• TO DO: Print every record exactly, omitting none.

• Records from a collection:
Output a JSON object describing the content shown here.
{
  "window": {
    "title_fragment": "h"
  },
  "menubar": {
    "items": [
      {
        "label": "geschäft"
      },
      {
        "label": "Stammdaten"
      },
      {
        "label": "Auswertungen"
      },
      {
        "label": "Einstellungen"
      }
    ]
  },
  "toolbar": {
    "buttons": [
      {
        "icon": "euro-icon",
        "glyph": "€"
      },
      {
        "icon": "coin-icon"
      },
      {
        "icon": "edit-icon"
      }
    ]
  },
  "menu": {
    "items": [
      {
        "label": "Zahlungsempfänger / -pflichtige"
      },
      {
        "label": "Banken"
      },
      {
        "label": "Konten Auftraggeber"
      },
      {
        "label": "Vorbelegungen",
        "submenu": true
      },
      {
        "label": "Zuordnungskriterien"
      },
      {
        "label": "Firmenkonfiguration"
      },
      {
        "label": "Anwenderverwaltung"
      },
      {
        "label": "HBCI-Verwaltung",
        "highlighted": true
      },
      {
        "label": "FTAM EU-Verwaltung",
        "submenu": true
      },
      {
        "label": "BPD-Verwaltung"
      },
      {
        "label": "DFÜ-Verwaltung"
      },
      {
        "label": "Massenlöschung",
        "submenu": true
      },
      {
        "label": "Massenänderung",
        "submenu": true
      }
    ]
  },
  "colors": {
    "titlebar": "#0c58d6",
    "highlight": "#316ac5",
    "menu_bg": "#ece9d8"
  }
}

• WRITTEN SOLUTION:
Output a JSON object describing the content shown here.
{
  "window": {
    "title_fragment": "h"
  },
  "menubar": {
    "items": [
      {
        "label": "geschäft"
      },
      {
        "label": "Stammdaten"
      },
      {
        "label": "Auswertungen"
      },
      {
        "label": "Einstellungen"
      }
    ]
  },
  "toolbar": {
    "buttons": [
      {
        "icon": "euro-icon",
        "glyph": "€"
      },
      {
        "icon": "coin-icon"
      },
      {
        "icon": "edit-icon"
      }
    ]
  },
  "menu": {
    "items": [
      {
        "label": "Zahlungsempfänger / -pflichtige"
      },
      {
        "label": "Banken"
      },
      {
        "label": "Konten Auftraggeber"
      },
      {
        "label": "Vorbelegungen",
        "submenu": true
      },
      {
        "label": "Zuordnungskriterien"
      },
      {
        "label": "Firmenkonfiguration"
      },
      {
        "label": "Anwenderverwaltung"
      },
      {
        "label": "HBCI-Verwaltung",
        "highlighted": true
      },
      {
        "label": "FTAM EU-Verwaltung",
        "submenu": true
      },
      {
        "label": "BPD-Verwaltung"
      },
      {
        "label": "DFÜ-Verwaltung"
      },
      {
        "label": "Massenlöschung",
        "submenu": true
      },
      {
        "label": "Massenänderung",
        "submenu": true
      }
    ]
  },
  "colors": {
    "titlebar": "#0c58d6",
    "highlight": "#316ac5",
    "menu_bg": "#ece9d8"
  }
}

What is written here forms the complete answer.